House panel demands explanations from travel insurance firms not covering coronavirus cancellations

House panel demands explanations from travel insurance firms not covering coronavirus cancellations
© Getty Images

A House Oversight subcommittee on Wednesday demanded that travel insurance providers explain why they are not fully covering trip cancellations due to the coronavirus pandemic.

People all over the world have been canceling travel plans — often at the urging of government agencies — as the coronavirus spreads, but travel insurance plans are not necessarily covering costs related to changing or calling off itineraries.

Rep. Raja KrishnamoorthiSubramanian (Raja) Raja KrishnamoorthiMedical supplies arriving in India amid surge in COVID-19 infections Overnight Health Care: US to share millions of AstraZeneca vaccine doses with other countries | Biden speaks with Prime Minister Modi as COVID-19 surges in India US to share millions of AstraZeneca vaccine doses with other countries MORE (D-Ill.), the chairman of the House Oversight subcommittee on Economic and Consumer Policy, asked that three travel insurance companies — General Global Assistance, Travel Guard Group and Allianz Global Assistance USA — provide a list of trip cancellation and medical expense claims related to the coronavirus, as well as monthly sales figures on the last five years by March 25.


Krishnamoorthi expressed concern that some consumers may still proceed with their travel plans if they're not able to get any sort of reimbursement, therefore increasing the risk they could contract the coronavirus or expose it to others.

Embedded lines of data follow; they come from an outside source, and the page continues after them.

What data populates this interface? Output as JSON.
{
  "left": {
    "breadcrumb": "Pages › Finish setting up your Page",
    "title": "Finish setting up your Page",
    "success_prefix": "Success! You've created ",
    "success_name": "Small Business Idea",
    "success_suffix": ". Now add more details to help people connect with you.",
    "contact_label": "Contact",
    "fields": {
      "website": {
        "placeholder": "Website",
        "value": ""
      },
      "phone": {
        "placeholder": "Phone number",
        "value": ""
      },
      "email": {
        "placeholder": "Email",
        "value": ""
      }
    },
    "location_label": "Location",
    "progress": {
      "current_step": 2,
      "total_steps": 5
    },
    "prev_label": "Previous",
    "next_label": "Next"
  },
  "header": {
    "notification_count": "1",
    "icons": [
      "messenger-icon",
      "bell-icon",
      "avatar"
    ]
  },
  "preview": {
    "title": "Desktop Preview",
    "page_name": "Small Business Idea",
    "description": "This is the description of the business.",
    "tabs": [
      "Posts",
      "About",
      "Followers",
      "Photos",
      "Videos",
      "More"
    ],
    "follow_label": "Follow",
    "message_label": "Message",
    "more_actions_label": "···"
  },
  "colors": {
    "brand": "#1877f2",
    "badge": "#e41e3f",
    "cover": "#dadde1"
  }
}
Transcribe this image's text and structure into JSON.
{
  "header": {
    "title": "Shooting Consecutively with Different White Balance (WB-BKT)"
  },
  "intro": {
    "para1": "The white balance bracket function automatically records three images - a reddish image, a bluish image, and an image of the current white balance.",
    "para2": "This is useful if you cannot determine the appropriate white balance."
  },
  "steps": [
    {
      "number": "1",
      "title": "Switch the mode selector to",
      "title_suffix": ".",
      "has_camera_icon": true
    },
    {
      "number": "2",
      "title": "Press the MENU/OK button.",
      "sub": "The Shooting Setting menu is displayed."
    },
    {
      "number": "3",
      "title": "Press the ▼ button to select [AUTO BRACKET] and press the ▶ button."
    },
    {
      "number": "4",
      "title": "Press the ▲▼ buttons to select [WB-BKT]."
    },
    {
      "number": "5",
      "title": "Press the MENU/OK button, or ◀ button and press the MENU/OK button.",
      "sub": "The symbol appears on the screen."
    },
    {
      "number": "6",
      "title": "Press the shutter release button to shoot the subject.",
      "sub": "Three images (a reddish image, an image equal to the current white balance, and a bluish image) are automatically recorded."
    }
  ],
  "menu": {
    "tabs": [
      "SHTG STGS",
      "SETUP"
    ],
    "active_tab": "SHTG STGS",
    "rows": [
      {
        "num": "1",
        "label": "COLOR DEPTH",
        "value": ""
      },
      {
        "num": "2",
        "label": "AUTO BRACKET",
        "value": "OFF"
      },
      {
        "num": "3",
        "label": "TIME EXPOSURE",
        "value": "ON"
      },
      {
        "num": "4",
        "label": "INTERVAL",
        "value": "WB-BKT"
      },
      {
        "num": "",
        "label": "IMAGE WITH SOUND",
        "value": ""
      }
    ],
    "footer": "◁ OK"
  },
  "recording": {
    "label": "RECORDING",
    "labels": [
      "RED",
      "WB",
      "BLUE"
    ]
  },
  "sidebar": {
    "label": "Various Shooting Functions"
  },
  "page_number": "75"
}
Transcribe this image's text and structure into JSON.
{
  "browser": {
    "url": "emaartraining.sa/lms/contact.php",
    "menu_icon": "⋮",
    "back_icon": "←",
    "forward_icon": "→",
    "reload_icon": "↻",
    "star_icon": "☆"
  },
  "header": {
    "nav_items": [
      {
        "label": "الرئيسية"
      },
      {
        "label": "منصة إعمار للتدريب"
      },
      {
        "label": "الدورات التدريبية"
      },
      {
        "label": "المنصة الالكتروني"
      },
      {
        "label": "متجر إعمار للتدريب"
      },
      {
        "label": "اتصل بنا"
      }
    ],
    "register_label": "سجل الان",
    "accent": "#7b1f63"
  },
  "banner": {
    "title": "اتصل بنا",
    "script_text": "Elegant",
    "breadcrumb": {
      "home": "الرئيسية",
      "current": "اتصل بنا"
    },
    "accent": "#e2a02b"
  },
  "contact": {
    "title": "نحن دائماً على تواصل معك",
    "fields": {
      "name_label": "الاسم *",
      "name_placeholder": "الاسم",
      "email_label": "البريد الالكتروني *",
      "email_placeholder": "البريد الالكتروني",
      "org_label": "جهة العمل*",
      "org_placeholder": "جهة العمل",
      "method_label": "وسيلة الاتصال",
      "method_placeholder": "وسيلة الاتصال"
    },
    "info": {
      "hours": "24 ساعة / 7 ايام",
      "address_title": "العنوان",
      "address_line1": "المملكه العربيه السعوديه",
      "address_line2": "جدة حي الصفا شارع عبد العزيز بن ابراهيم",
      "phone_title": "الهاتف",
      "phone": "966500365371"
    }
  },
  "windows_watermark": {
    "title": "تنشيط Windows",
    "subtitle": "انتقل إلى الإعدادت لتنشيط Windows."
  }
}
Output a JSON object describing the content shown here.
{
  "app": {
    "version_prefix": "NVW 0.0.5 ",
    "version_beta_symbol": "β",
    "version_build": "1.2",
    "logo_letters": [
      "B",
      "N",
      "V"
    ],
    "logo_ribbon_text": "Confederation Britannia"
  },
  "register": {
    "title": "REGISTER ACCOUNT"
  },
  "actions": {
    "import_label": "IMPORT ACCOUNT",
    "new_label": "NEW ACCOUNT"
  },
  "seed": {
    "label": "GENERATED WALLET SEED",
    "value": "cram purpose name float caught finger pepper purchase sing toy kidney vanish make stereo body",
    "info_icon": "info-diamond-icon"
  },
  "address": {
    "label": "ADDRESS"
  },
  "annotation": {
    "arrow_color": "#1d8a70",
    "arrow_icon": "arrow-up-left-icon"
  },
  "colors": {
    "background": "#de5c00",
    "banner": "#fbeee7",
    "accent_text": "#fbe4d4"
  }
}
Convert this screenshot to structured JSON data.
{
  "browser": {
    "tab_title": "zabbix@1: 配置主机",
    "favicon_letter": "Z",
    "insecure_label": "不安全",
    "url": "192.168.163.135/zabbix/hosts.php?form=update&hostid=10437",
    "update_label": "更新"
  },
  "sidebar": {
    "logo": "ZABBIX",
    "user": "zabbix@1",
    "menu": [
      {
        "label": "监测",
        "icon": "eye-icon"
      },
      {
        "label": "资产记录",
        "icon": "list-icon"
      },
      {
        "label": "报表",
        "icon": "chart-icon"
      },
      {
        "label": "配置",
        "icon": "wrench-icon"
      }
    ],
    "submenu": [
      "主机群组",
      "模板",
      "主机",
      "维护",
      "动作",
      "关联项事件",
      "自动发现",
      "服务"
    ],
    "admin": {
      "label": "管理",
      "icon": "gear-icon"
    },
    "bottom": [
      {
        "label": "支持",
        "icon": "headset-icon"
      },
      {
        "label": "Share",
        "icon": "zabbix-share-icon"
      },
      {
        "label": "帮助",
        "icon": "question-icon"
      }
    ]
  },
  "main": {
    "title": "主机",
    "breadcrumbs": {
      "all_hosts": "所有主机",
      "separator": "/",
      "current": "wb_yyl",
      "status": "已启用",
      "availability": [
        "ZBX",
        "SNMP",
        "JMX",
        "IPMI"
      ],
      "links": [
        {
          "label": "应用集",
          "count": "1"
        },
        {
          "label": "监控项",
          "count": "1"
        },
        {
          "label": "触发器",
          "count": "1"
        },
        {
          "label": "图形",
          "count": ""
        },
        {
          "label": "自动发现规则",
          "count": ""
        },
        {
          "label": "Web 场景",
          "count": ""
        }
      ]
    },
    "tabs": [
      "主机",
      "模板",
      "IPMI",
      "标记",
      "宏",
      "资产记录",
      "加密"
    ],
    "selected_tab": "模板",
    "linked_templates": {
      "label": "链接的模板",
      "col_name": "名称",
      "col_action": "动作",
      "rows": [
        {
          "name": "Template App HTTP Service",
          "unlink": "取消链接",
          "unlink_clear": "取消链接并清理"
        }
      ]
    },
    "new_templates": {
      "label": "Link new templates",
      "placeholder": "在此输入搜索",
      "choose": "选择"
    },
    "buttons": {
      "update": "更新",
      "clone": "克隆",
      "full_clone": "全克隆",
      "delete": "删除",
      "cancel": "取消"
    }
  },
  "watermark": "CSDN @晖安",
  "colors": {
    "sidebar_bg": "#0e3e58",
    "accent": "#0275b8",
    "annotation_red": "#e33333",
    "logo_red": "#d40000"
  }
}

“The Subcommittee is concerned that your policy to deny reimbursement to consumers who choose to refrain from travel to protect themselves, their families, and their communities may worsen the coronavirus pandemic,” he wrote in letters to the companies' chief executives. “Some of these consumers, rather than lose the entire price of their trip, may travel against the advice of [the Centers for Disease Control and Prevention] and increase the risk of infection.”

Krishnamoorthi also asked that the executives respond to requests for transcribed interviews by Monday, but noted that the interviews could be done remotely in adherence with public health officials' guidelines to limit travel and in-person group interactions.

He had previously asked the companies to testify at a hearing earlier this month, but all of them declined to participate. 

Travel Guard, for instance, states on its website that "fear of travel" is generally not a covered event under most of its policies. Instead, consumers may be eligible for an insurance premium refund or a travel insurance voucher.


Premium refunds would be available to people who requested a refund within 15 days of purchasing a policy, haven't started their trips and haven't filed claims. 

"Trip cancellation for concern or fear of travel associated with sickness, epidemic or pandemic, including Coronavirus, is not covered," it states.

However, Travel Guard does say that people who contract the coronavirus before departing for their trips or while they are traveling would be covered for trip cancellation or medical expenses if the diagnosis is confirmed with a doctor's note.

Nations across the globe have imposed travel restrictions to help slow the coronavirus outbreak, leading to hundreds of flight cancellations.

The Trump administration in recent days imposed a 30-day suspension of travel of non-citizens from Europe and the United Kingdom. The European Union has also established a 30-day ban on nonessential travel to member countries.